There has been a resurgence of identity politics in Ilocos stemming from the search for and the establishment of the Bago-Igorot identity. This academic and personal inquiry on Bago identity examines the theories generated by congresses and scholars about the Bago’s origins, the issues and debates found in various Bago social media websites, the representation of Bago-Igorots in Ilocos historiographies, and interviews with elders of Igorot migrant groups in Ilocos. Analyses show that the terms “Bago”/“Bago-Igorots” and other derivations do not represent a distinct group of Indigenous people but are exonyms—names initially used by the Spaniards to call the natives who were new Christian converts, then later adopted by the Ilocanos as a derogatory term to describe migrant Igorots in general. Ilocano became the Bago’s lingua franca due to trading with the Ilocanos and intermarriages. The case of the Bago is arguably an example of an ethnogenesis on a small scale, similar to the process of adopting and reforming Moro as an identity in southern Philippines and, on a larger scale, of Filipino as a national identity.

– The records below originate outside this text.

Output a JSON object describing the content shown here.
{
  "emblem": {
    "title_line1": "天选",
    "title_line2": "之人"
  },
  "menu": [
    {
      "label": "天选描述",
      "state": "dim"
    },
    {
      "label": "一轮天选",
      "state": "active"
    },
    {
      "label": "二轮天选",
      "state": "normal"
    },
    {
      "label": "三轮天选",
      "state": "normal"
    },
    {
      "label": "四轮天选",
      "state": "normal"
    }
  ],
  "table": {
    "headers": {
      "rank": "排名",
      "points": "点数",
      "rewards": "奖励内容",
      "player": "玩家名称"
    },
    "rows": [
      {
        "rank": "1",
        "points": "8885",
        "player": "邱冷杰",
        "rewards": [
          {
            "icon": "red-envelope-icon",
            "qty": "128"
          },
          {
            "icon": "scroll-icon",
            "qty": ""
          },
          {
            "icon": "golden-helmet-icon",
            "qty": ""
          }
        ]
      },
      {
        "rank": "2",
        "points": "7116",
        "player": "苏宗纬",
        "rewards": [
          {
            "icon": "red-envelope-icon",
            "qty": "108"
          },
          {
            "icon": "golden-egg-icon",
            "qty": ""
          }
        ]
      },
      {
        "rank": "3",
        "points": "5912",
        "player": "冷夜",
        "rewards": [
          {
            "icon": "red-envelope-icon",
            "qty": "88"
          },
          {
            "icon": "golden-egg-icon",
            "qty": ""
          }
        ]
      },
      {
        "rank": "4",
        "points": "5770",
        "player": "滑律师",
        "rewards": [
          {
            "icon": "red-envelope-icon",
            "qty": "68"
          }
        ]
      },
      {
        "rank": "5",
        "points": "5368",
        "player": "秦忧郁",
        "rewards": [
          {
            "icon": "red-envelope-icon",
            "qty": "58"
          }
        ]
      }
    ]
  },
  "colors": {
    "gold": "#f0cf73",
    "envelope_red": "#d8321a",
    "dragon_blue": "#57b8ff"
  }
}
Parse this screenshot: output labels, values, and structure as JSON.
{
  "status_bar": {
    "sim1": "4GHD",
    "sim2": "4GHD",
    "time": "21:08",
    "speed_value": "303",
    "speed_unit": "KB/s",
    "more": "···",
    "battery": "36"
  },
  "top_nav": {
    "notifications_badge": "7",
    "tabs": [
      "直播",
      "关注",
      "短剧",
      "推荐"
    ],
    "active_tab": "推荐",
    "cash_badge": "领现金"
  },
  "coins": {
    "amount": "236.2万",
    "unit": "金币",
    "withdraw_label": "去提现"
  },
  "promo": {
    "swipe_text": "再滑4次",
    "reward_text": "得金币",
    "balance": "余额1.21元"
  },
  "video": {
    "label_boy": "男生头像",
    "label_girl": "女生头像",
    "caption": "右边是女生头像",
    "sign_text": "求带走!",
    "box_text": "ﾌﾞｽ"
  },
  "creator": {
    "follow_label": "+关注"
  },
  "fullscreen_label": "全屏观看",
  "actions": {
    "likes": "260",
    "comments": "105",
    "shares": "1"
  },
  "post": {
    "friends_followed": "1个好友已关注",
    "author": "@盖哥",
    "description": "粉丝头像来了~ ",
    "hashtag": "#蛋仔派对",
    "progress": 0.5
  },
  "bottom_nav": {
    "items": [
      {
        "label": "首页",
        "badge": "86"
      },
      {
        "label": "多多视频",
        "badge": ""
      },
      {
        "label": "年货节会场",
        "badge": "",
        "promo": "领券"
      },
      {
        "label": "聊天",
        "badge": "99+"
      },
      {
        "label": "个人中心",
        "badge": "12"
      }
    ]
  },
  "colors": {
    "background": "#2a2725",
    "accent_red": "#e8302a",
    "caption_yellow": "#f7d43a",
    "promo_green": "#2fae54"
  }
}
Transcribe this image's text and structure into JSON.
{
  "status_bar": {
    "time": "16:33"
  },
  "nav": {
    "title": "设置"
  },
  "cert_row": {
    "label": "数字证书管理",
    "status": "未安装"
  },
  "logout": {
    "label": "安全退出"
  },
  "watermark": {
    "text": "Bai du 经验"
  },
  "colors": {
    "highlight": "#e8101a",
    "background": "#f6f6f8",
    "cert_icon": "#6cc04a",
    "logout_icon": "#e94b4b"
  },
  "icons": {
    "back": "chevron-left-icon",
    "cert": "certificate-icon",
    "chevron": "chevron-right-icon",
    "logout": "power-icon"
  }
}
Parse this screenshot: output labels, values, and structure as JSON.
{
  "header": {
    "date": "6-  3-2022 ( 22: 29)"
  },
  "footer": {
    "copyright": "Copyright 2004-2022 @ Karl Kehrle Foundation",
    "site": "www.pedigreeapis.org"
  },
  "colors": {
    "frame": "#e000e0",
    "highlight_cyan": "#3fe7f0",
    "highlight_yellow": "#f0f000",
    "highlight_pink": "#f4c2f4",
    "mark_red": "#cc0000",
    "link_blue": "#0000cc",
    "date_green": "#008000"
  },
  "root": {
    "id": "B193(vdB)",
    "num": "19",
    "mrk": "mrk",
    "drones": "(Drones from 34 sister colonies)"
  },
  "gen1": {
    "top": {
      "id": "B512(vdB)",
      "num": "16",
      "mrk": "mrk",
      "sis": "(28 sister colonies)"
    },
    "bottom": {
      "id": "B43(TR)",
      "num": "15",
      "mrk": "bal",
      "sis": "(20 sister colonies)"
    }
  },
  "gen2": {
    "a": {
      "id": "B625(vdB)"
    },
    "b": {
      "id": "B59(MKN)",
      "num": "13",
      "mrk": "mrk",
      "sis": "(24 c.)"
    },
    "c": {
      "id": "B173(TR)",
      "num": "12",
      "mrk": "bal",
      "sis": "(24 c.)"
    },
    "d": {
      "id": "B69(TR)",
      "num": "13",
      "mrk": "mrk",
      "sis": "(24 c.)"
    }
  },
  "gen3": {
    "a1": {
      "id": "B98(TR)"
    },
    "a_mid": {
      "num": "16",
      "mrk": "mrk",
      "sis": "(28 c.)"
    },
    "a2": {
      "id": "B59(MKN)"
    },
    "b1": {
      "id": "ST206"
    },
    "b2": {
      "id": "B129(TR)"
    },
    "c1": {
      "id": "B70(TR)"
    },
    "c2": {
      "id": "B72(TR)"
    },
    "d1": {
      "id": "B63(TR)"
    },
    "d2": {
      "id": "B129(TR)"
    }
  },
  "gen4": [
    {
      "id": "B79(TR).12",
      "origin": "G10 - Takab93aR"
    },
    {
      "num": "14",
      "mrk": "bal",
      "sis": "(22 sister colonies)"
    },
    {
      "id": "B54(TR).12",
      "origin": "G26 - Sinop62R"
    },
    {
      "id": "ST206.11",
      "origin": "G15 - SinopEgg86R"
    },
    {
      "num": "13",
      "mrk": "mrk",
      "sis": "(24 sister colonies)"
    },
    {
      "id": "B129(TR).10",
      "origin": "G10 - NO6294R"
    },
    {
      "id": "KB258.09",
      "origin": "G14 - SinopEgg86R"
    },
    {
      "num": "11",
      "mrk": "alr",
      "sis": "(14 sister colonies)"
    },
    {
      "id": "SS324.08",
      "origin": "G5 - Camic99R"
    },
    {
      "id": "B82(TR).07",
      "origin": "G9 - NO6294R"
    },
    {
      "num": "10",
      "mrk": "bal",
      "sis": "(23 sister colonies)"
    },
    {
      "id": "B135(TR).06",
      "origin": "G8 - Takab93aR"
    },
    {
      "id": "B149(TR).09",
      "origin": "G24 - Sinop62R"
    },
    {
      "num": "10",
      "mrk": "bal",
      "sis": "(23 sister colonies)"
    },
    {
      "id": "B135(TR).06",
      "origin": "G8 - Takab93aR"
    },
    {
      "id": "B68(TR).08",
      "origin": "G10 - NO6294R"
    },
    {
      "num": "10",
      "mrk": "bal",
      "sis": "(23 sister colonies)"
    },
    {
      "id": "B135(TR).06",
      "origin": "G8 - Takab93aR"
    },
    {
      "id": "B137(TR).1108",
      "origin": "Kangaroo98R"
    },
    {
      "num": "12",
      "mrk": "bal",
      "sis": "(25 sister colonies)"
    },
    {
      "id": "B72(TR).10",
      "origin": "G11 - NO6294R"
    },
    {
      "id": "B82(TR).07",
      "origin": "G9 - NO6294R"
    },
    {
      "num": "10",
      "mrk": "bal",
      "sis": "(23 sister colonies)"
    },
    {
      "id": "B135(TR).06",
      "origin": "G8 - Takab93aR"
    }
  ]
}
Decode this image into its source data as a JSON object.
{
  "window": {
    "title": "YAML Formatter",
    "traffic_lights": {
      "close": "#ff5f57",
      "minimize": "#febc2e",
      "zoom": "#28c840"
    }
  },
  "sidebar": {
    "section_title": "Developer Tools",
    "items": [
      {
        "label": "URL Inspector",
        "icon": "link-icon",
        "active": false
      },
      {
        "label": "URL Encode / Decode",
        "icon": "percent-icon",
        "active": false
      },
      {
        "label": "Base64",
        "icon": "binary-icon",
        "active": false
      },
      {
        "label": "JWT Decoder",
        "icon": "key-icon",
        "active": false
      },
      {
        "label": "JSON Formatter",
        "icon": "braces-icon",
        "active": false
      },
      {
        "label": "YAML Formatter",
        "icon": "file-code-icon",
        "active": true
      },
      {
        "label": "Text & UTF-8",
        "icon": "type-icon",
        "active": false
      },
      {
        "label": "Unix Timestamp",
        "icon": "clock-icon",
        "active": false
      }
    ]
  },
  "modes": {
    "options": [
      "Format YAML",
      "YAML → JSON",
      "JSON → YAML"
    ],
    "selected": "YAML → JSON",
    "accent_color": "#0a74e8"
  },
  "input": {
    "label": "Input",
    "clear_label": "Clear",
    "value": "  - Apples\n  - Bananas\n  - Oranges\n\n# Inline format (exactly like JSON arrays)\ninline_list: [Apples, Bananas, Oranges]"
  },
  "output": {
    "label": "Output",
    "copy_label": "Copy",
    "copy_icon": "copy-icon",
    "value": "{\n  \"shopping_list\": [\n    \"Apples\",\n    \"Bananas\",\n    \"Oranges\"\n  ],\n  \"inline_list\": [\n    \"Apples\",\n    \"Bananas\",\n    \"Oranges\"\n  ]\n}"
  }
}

These shifts in identity politics may significantly affect the nation-building process, especially in the creation of a homogenous or unifying identity among diverse ethnolinguistic groups, and thus remain an important aspect of social and cultural studies.